Sufyan’s family felt other tensions rising. Migrants entering Libya from the south and more recently Syria, bring with them a mix of religions, ideologies and racial tensions. These tensions are hard to keep in check and spill over when additional stresses are added.

During a recent attempted sea crossing, 11 Christians from Nigeria and Ghana were killed when they were thrown overboard by Muslims from Ivory Coast, Senegal, Mali, and Guinea-Bissau. A group of Ethiopian Christians were killed on a beach by ISIS (as Egyptians had been weeks earlier), facing Italy—Libya’s former colonizer. On that same day, another group was killed by ISIS in the desert, facing their African homeland.

But for Sufyan’s parents their concerns over political, economic, and religious tension are focussed through a tiny lens: the life of their son. Sufyan was born with a life-threatening heart defect and needs surgery to live. Libya is often described as a “failed state”. There are no resources to train doctors and nurses with the skills they need to save their son.

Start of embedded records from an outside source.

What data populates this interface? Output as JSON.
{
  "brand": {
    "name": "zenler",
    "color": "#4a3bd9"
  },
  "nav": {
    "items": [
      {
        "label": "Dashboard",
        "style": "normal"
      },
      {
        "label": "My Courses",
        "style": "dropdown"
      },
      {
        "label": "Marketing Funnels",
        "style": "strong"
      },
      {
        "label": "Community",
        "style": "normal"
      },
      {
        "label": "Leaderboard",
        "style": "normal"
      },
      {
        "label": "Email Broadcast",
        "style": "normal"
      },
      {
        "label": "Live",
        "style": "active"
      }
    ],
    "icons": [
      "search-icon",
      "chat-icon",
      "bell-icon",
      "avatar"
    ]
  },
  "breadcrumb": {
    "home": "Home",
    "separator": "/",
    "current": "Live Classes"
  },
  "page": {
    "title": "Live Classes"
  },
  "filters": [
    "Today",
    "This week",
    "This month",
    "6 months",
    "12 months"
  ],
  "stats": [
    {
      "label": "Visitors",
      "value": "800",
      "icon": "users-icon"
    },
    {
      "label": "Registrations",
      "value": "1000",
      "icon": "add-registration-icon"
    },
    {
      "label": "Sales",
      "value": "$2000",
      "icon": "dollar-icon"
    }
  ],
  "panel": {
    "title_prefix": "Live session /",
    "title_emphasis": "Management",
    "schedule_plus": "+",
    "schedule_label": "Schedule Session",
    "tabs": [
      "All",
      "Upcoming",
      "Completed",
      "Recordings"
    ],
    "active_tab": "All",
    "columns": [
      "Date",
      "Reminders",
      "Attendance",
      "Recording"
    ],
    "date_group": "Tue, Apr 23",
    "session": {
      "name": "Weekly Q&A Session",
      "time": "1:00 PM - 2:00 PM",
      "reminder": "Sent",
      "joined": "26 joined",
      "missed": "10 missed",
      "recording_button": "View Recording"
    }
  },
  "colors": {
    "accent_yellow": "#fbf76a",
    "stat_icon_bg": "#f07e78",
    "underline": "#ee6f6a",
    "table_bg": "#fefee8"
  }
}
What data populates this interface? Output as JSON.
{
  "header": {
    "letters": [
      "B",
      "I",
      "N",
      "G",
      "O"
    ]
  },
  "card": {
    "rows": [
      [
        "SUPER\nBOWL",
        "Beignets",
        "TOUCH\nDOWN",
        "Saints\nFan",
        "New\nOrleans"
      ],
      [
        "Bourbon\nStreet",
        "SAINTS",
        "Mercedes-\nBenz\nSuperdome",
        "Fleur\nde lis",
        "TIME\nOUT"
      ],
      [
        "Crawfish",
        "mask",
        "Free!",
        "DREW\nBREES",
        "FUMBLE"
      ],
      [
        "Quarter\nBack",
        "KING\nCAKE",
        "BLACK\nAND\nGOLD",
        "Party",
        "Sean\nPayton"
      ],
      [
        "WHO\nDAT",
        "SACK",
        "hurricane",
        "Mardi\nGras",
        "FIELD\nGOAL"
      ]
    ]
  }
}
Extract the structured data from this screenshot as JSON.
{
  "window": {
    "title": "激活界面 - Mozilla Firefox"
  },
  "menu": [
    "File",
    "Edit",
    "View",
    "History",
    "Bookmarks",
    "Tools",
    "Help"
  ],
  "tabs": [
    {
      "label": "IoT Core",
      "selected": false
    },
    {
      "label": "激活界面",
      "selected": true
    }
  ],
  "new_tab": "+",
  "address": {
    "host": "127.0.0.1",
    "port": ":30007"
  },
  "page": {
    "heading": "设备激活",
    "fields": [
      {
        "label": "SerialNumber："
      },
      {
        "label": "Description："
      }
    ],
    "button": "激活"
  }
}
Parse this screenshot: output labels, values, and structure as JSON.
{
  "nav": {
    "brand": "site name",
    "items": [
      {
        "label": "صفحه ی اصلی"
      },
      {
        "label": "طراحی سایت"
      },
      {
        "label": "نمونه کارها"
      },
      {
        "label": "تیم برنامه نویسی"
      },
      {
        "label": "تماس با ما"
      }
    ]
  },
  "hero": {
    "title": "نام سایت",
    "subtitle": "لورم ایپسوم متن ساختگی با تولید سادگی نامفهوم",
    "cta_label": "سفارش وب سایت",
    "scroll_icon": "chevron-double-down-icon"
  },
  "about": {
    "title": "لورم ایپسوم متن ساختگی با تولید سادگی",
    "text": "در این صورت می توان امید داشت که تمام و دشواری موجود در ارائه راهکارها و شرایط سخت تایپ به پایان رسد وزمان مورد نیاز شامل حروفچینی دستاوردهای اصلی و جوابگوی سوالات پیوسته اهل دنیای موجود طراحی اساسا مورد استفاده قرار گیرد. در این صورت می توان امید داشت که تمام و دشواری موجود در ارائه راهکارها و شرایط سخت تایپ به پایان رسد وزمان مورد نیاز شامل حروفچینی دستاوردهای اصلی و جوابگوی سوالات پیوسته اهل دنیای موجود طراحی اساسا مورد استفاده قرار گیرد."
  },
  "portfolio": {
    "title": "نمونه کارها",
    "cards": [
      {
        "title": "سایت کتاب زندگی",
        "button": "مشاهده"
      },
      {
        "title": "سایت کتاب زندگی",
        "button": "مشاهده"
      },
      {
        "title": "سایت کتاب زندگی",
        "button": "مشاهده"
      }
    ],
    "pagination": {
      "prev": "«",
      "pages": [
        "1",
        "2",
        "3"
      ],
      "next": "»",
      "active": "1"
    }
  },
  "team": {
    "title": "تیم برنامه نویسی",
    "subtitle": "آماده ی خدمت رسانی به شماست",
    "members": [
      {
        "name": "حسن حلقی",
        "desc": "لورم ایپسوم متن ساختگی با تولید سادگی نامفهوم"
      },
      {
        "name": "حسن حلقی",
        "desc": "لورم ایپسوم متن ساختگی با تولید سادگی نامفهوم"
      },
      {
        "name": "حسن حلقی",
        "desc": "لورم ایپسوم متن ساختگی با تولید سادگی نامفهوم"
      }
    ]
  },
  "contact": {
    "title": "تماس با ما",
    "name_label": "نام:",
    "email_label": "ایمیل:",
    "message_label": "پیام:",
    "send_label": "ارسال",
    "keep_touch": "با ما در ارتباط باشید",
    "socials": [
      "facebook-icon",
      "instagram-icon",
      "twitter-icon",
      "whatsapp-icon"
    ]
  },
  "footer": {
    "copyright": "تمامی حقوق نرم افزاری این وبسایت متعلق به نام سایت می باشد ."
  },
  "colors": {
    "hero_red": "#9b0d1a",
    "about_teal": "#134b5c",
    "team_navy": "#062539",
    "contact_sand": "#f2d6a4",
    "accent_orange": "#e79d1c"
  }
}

Correction…there weren’t resources to train doctors and nurses! That’s where our amazing medical team comes in. And that is where Sufyan’s parents see a ray of hope.